[Data records]
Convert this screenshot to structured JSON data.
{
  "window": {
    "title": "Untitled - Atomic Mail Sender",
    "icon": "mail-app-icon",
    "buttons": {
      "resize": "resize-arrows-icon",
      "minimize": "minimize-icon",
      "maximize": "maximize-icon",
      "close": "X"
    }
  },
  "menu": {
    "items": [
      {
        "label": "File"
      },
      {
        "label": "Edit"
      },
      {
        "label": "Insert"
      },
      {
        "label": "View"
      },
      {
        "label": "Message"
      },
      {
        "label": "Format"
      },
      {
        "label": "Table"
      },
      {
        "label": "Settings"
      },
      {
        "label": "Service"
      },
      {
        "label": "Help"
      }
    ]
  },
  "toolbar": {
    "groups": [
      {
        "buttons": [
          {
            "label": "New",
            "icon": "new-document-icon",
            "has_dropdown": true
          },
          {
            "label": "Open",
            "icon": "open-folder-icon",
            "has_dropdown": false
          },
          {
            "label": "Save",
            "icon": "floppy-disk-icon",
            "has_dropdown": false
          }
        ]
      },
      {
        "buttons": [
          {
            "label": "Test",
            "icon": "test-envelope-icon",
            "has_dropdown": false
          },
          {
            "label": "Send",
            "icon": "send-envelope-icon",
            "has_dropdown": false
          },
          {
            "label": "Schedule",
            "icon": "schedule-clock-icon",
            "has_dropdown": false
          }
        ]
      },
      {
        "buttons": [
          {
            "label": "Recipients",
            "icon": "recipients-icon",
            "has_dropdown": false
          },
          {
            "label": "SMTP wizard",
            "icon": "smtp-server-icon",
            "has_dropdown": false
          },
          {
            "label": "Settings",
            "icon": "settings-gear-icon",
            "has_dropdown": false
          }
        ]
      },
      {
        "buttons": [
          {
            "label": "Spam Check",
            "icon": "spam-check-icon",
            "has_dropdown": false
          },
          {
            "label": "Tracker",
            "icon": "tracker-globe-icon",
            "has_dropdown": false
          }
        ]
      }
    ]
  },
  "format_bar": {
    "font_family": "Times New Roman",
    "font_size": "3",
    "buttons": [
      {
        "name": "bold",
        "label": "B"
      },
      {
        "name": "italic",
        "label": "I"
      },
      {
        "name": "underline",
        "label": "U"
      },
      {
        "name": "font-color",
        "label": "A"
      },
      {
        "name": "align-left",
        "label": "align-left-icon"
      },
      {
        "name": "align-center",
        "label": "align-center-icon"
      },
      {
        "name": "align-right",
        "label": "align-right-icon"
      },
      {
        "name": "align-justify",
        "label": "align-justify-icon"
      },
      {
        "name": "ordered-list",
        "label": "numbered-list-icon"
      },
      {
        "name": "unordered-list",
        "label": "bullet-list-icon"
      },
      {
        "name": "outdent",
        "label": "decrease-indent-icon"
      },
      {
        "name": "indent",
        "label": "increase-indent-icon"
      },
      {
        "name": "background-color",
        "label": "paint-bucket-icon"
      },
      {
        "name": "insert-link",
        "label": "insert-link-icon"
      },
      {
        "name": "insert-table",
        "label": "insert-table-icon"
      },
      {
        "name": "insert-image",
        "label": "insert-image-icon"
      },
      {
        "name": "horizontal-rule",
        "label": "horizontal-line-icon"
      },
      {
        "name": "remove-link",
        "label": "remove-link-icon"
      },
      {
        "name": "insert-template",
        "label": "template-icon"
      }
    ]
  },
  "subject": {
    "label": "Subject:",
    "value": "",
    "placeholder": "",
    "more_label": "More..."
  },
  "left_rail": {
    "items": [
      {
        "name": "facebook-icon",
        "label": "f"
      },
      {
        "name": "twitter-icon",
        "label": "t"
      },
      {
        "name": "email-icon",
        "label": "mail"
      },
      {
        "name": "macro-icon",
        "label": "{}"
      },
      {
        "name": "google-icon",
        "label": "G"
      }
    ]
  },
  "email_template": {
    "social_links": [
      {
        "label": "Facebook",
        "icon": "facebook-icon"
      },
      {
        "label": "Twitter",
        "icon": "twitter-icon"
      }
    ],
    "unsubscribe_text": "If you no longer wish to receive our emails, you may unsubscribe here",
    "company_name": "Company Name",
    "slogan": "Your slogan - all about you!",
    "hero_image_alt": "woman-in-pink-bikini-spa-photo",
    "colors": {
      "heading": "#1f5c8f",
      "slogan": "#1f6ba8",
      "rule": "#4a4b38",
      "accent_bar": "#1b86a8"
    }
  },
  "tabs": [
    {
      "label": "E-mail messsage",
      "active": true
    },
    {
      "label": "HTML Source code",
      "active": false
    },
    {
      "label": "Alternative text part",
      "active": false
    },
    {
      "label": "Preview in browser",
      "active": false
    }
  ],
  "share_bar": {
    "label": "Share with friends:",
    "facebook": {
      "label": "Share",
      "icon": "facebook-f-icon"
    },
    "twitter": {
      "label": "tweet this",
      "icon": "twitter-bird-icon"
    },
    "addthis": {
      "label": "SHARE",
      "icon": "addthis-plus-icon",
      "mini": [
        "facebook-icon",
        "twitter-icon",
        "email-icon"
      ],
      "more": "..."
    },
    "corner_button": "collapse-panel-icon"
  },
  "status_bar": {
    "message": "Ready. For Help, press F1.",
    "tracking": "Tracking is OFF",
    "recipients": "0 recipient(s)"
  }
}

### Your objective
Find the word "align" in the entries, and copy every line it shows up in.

### Task output
        "name": "align-left",
        "label": "align-left-icon"
        "name": "align-center",
        "label": "align-center-icon"
        "name": "align-right",
        "label": "align-right-icon"
        "name": "align-justify",
        "label": "align-justify-icon"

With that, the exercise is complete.